Family: SAPINDACEAEAutumn in Australia is marked, not by a conspicuous display of autumn leaf colour, but by fruits on the native trees.
It the case of dry rainforest trees, these can be showy things, as with these birds eye fruits I photographed in Peacehaven Botanic Park yesterday.
“Alectryon” means rooster, and you can see from the fruit, why the tree was given this name.
Most Alectryon species are neat little shade trees. As a botanic garden, Peacehaven is intended to show how suitable our local native plants can be for use in gardens, and this is a good example of a plant suitable for quite small gardens.
Red and black are bird-attracting colours, so you can see how appealing the generous crop of fruit on this tree would be. The red aril can also be eaten by humans, and I have read claims that it tastes quite acceptable. I find it dry, astringent and disgusting, and suspect that wishful thinking rather than experience is behind the claims.
Hard bird’s eye seems to be the Alectryon which fruits at the earliest age. This tree is about seven years old.
Its red new leaves can appear at any time of year, when the tree puts on a spurt of growth after rain. They are usually at their best in spring, though. They make the plant attractive from a very early age.
A walk around Peacehaven is rewarding at the moment, with many of the small trees flowering or fruiting. Notice that the fruits of the holly-leafed bird's eye tend to be double. In the photo below, they are being split open by the aril, which swells as it ripens.

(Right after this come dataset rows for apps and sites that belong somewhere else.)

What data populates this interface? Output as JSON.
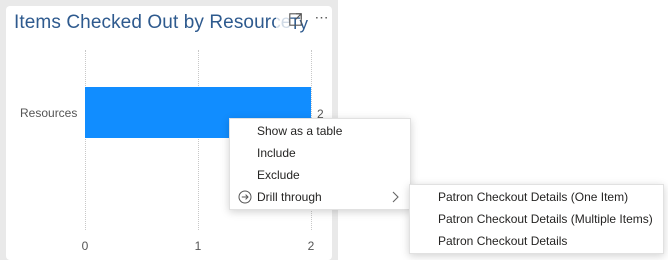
{
  "visual": {
    "title": "Items Checked Out by Resource Type",
    "title_visible": "Items Checked Out by Resource ",
    "title_cut_glyph": "Ty",
    "icons": [
      "focus-mode-icon",
      "more-options-icon"
    ],
    "more_glyph": "⋯"
  },
  "chart_data": {
    "type": "bar",
    "orientation": "horizontal",
    "categories": [
      "Resources"
    ],
    "values": [
      2
    ],
    "data_labels": [
      "2"
    ],
    "x_ticks": [
      "0",
      "1",
      "2"
    ],
    "xlim": [
      0,
      2
    ],
    "bar_color": "#118dff",
    "title": "Items Checked Out by Resource Type",
    "xlabel": "",
    "ylabel": "",
    "grid": true
  },
  "context_menu": {
    "items": [
      {
        "label": "Show as a table"
      },
      {
        "label": "Include"
      },
      {
        "label": "Exclude"
      },
      {
        "label": "Drill through",
        "icon": "drill-through-icon",
        "has_submenu": true
      }
    ]
  },
  "drill_through_submenu": {
    "items": [
      {
        "label": "Patron Checkout Details (One Item)"
      },
      {
        "label": "Patron Checkout Details (Multiple Items)"
      },
      {
        "label": "Patron Checkout Details"
      }
    ]
  },
  "colors": {
    "title": "#2e5a8e",
    "canvas_bg": "#e9e9e9",
    "bar": "#118dff"
  }
}
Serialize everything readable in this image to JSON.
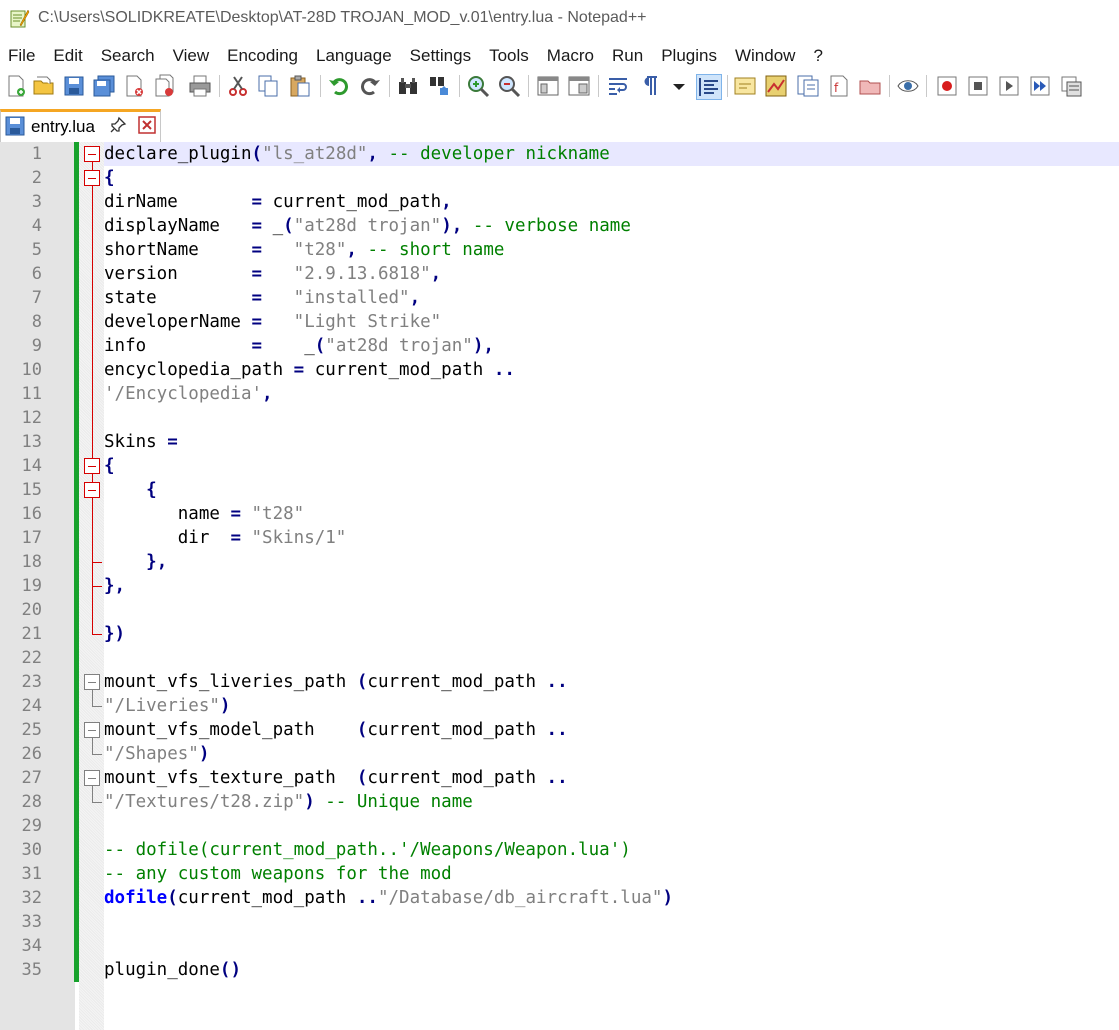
{
  "window": {
    "title": "C:\\Users\\SOLIDKREATE\\Desktop\\AT-28D TROJAN_MOD_v.01\\entry.lua - Notepad++"
  },
  "menu": [
    "File",
    "Edit",
    "Search",
    "View",
    "Encoding",
    "Language",
    "Settings",
    "Tools",
    "Macro",
    "Run",
    "Plugins",
    "Window",
    "?"
  ],
  "toolbar": {
    "icons": [
      "new-file-icon",
      "open-file-icon",
      "save-icon",
      "save-all-icon",
      "close-icon",
      "close-all-icon",
      "print-icon",
      "cut-icon",
      "copy-icon",
      "paste-icon",
      "undo-icon",
      "redo-icon",
      "find-icon",
      "replace-icon",
      "zoom-in-icon",
      "zoom-out-icon",
      "sync-vertical-icon",
      "sync-horizontal-icon",
      "word-wrap-icon",
      "show-all-characters-icon",
      "dropdown-arrow-icon",
      "indent-guide-icon",
      "user-defined-language-icon",
      "document-map-icon",
      "function-list-icon",
      "folder-as-workspace-icon",
      "monitoring-icon",
      "eye-icon",
      "record-macro-icon",
      "stop-recording-icon",
      "playback-icon",
      "run-macro-multiple-icon",
      "save-macro-icon"
    ]
  },
  "tab": {
    "label": "entry.lua"
  },
  "colors": {
    "change_bar": "#17a22c",
    "fold_marker": "#d60000",
    "current_line": "#e8e8ff",
    "tab_accent": "#f5a623"
  },
  "editor": {
    "lines": [
      {
        "n": "1",
        "tokens": [
          [
            "id",
            "declare_plugin"
          ],
          [
            "op",
            "("
          ],
          [
            "str",
            "\"ls_at28d\""
          ],
          [
            "op",
            ", "
          ],
          [
            "cmt",
            "-- developer nickname"
          ]
        ]
      },
      {
        "n": "2",
        "tokens": [
          [
            "op",
            "{"
          ]
        ]
      },
      {
        "n": "3",
        "tokens": [
          [
            "id",
            "dirName       "
          ],
          [
            "op",
            "= "
          ],
          [
            "id",
            "current_mod_path"
          ],
          [
            "op",
            ","
          ]
        ]
      },
      {
        "n": "4",
        "tokens": [
          [
            "id",
            "displayName   "
          ],
          [
            "op",
            "= "
          ],
          [
            "id",
            "_"
          ],
          [
            "op",
            "("
          ],
          [
            "str",
            "\"at28d trojan\""
          ],
          [
            "op",
            "), "
          ],
          [
            "cmt",
            "-- verbose name"
          ]
        ]
      },
      {
        "n": "5",
        "tokens": [
          [
            "id",
            "shortName     "
          ],
          [
            "op",
            "=   "
          ],
          [
            "str",
            "\"t28\""
          ],
          [
            "op",
            ", "
          ],
          [
            "cmt",
            "-- short name"
          ]
        ]
      },
      {
        "n": "6",
        "tokens": [
          [
            "id",
            "version       "
          ],
          [
            "op",
            "=   "
          ],
          [
            "str",
            "\"2.9.13.6818\""
          ],
          [
            "op",
            ","
          ]
        ]
      },
      {
        "n": "7",
        "tokens": [
          [
            "id",
            "state         "
          ],
          [
            "op",
            "=   "
          ],
          [
            "str",
            "\"installed\""
          ],
          [
            "op",
            ","
          ]
        ]
      },
      {
        "n": "8",
        "tokens": [
          [
            "id",
            "developerName "
          ],
          [
            "op",
            "=   "
          ],
          [
            "str",
            "\"Light Strike\""
          ]
        ]
      },
      {
        "n": "9",
        "tokens": [
          [
            "id",
            "info          "
          ],
          [
            "op",
            "=    "
          ],
          [
            "id",
            "_"
          ],
          [
            "op",
            "("
          ],
          [
            "str",
            "\"at28d trojan\""
          ],
          [
            "op",
            "),"
          ]
        ]
      },
      {
        "n": "10",
        "tokens": [
          [
            "id",
            "encyclopedia_path "
          ],
          [
            "op",
            "= "
          ],
          [
            "id",
            "current_mod_path "
          ],
          [
            "op",
            ".."
          ]
        ]
      },
      {
        "n": "11",
        "tokens": [
          [
            "str",
            "'/Encyclopedia'"
          ],
          [
            "op",
            ","
          ]
        ]
      },
      {
        "n": "12",
        "tokens": []
      },
      {
        "n": "13",
        "tokens": [
          [
            "id",
            "Skins "
          ],
          [
            "op",
            "="
          ]
        ]
      },
      {
        "n": "14",
        "tokens": [
          [
            "op",
            "{"
          ]
        ]
      },
      {
        "n": "15",
        "tokens": [
          [
            "id",
            "    "
          ],
          [
            "op",
            "{"
          ]
        ]
      },
      {
        "n": "16",
        "tokens": [
          [
            "id",
            "       name "
          ],
          [
            "op",
            "= "
          ],
          [
            "str",
            "\"t28\""
          ]
        ]
      },
      {
        "n": "17",
        "tokens": [
          [
            "id",
            "       dir  "
          ],
          [
            "op",
            "= "
          ],
          [
            "str",
            "\"Skins/1\""
          ]
        ]
      },
      {
        "n": "18",
        "tokens": [
          [
            "id",
            "    "
          ],
          [
            "op",
            "},"
          ]
        ]
      },
      {
        "n": "19",
        "tokens": [
          [
            "op",
            "},"
          ]
        ]
      },
      {
        "n": "20",
        "tokens": []
      },
      {
        "n": "21",
        "tokens": [
          [
            "op",
            "})"
          ]
        ]
      },
      {
        "n": "22",
        "tokens": []
      },
      {
        "n": "23",
        "tokens": [
          [
            "id",
            "mount_vfs_liveries_path "
          ],
          [
            "op",
            "("
          ],
          [
            "id",
            "current_mod_path "
          ],
          [
            "op",
            ".."
          ]
        ]
      },
      {
        "n": "24",
        "tokens": [
          [
            "str",
            "\"/Liveries\""
          ],
          [
            "op",
            ")"
          ]
        ]
      },
      {
        "n": "25",
        "tokens": [
          [
            "id",
            "mount_vfs_model_path    "
          ],
          [
            "op",
            "("
          ],
          [
            "id",
            "current_mod_path "
          ],
          [
            "op",
            ".."
          ]
        ]
      },
      {
        "n": "26",
        "tokens": [
          [
            "str",
            "\"/Shapes\""
          ],
          [
            "op",
            ")"
          ]
        ]
      },
      {
        "n": "27",
        "tokens": [
          [
            "id",
            "mount_vfs_texture_path  "
          ],
          [
            "op",
            "("
          ],
          [
            "id",
            "current_mod_path "
          ],
          [
            "op",
            ".."
          ]
        ]
      },
      {
        "n": "28",
        "tokens": [
          [
            "str",
            "\"/Textures/t28.zip\""
          ],
          [
            "op",
            ") "
          ],
          [
            "cmt",
            "-- Unique name"
          ]
        ]
      },
      {
        "n": "29",
        "tokens": []
      },
      {
        "n": "30",
        "tokens": [
          [
            "cmt",
            "-- dofile(current_mod_path..'/Weapons/Weapon.lua')"
          ]
        ]
      },
      {
        "n": "31",
        "tokens": [
          [
            "cmt",
            "-- any custom weapons for the mod"
          ]
        ]
      },
      {
        "n": "32",
        "tokens": [
          [
            "kw",
            "dofile"
          ],
          [
            "op",
            "("
          ],
          [
            "id",
            "current_mod_path "
          ],
          [
            "op",
            ".."
          ],
          [
            "str",
            "\"/Database/db_aircraft.lua\""
          ],
          [
            "op",
            ")"
          ]
        ]
      },
      {
        "n": "33",
        "tokens": []
      },
      {
        "n": "34",
        "tokens": []
      },
      {
        "n": "35",
        "tokens": [
          [
            "id",
            "plugin_done"
          ],
          [
            "op",
            "()"
          ]
        ]
      }
    ]
  }
}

Near this tree in Peacehaven is a specimen of grey bird’s eye, Alectryon connatus (with ashy-grey leaf-backs). Its seed capsules are triple or quadruple. A number of Alectryon species have some triple capsules, but this is the only one to have the quadruple ones. For this reason, it is sometimes called “quad Alectryon”.